To tackle these inequalities, and to coincide with World Cancer Day on 4 February, the UN agency’s Global Breast Cancer Initiative seeks to reduce breast cancer mortality by 2.5 per cent a year.
“Countries with weaker health systems are least able to manage the increasing burden of breast cancer. It places a tremendous strain on individuals, families, communities, health systems, and economies, so it must be a priority for ministries of health and governments everywhere,” said Tedros Adhanom Ghebreyesus, WHO Director-General.
“We have the tools and the know-how to prevent breast cancer and save lives. WHO is supporting more than 70 countries, particularly low and middle-income countries, to detect breast cancer earlier, diagnose it faster, treat it better and give everyone with breast cancer the hope of a cancer-free future.”

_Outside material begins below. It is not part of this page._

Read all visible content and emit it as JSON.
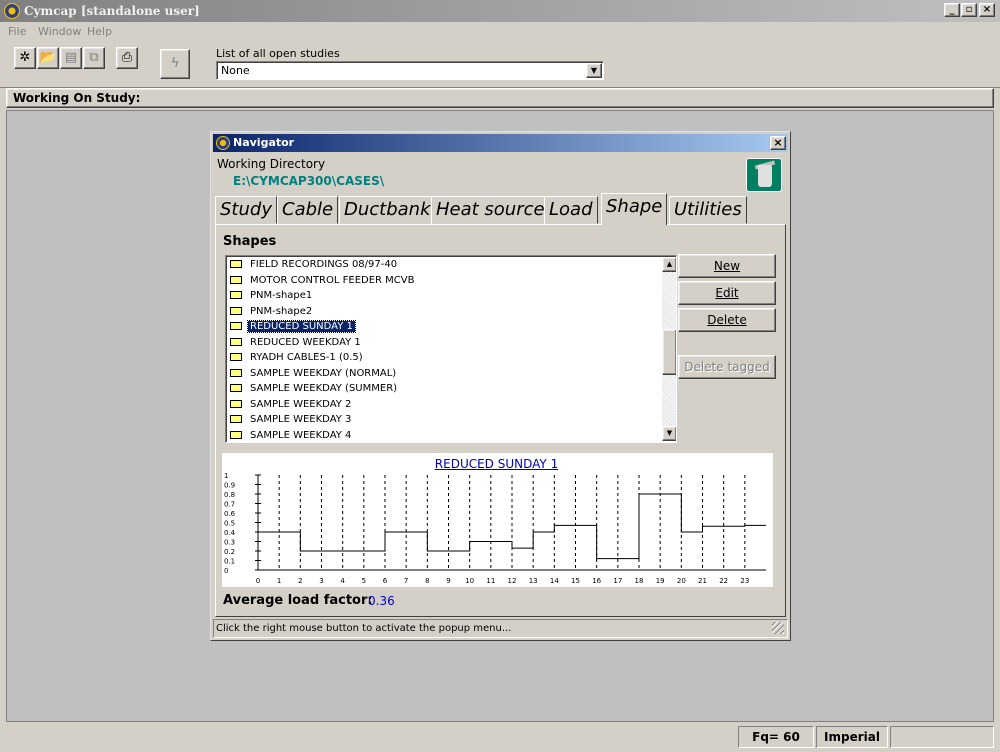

In the frame
To address country-specific needs and provide guidance to governments, the initiative’s framework has three pillars: promotion of health controls to encourage early detection; timely diagnosis, and treatment with effective therapies.
By 2040, more than three million cases and one million deaths are expected each year worldwide. Approximately 75 per cent of these deaths will happen in low and middle-income countries.
“We really cannot avoid breast cancer if we are going to address cancer in countries,” said Dr. Ben Anderson, Medical Officer for WHO’s Global Breast Cancer Initiative.
“It’s the most common cancer, among men and women together, it is the most likely reason that a woman will die of cancer globally, it is the most common cancer among women in 86 per cent of countries, and it is the number one or two cause of cancer-related death in 95 per cent of countries, so having a framework to build upon over the coming years is an essential beginning point.”
In 95 per cent of countries, breast cancer is the first or second leading cause of female cancer deaths.
However, nearly 80 per cent of deaths from breast and cervical cancer occur in low and middle-income countries, according to WHO.